‘People don’t like being patronised and told they won’t understand complex issues,’ said Imelda Redmond of Healthwatch. She stated that the public are passionate about the NHS, so any conversations about change need to be dealt with in that emotional space. ‘Be clear, be accessible and don’t use jargon,’ she said.
A view echoed by David Lock QC of Save the DGH, who said: “Campaigners campaign in poetry, but the government talks in prose. Engagement with the public won’t be achieved until this culture clash between head and heart is resolved and all sides speak the same language.”

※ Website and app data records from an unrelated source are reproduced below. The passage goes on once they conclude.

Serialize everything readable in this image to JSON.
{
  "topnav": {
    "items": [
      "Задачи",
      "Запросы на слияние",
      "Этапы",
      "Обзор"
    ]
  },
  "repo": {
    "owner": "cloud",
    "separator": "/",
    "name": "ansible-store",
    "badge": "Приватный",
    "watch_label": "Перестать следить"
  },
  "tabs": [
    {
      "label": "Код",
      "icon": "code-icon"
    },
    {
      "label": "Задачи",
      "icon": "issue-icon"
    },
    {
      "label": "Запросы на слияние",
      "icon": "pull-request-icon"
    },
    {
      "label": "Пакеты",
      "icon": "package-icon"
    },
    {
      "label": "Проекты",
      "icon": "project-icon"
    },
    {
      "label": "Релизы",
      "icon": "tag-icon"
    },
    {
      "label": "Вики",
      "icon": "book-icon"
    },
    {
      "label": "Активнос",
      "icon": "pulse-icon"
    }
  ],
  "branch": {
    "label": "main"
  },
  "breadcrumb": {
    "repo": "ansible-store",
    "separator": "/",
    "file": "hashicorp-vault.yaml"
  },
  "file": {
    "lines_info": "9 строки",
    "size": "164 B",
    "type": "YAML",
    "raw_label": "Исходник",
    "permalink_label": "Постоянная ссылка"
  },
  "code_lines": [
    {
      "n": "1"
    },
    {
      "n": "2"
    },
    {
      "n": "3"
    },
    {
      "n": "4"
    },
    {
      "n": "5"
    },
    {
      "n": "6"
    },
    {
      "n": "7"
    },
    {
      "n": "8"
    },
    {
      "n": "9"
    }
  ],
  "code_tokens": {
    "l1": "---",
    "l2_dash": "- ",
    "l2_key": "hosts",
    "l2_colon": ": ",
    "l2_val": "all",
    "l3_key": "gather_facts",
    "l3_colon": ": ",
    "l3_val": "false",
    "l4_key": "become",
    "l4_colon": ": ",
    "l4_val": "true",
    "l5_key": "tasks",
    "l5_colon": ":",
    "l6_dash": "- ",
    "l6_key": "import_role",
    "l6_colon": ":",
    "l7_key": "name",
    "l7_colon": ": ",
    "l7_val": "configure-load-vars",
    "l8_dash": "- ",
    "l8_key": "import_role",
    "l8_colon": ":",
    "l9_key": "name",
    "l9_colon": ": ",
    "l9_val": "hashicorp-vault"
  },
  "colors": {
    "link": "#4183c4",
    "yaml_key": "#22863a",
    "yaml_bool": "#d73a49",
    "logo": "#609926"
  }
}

Positioning himself as a poet, or at least someone who appreciates poetry, Niall Dickson quoted Robert Burns in the closing keynote address of the day, stating that we need to see ourselves how others see us – “We need to put ourselves in the position of others and rise above sectional interests,” he said.
“The schisms between health and care services have hampered us for too long and we now have a chance to put them aside.”
He turned the uncertainty of the current UK political environment into a potential opportunity, urging the government to have a national conversation to agree a future vision for health and care services.
Current structures are not fit for purpose, 95 per cent of healthcare leaders said in a recent NHS Confederation poll.
You can watch Niall’s speech on our watch again web page.
Continuing on from Stephen Dorrell's tribute to NHS staff this morning, a main stage session featured staff from across the emergency services involved in treating victims of the Westminster, Manchester Arena and London Bridge attacks.
Thinkers and leaders
Wrapping up day one, health think tank leaders and health service leaders debated what the NHS needs to see in the Queen’s speech and what should appear in the new government’s 100-day programme.
Points of discussions, consensus and contention included funding, reconfiguration, workforce, social care, clinical leadership, capital investment and Brexit.
Catch up on the session featuring Dr Amanda Doyle, Julian Hartley, Dr Jennifer Dixon, Nigel Edwards and Chris Ham.
Take a look at our Twitter highlights from day one.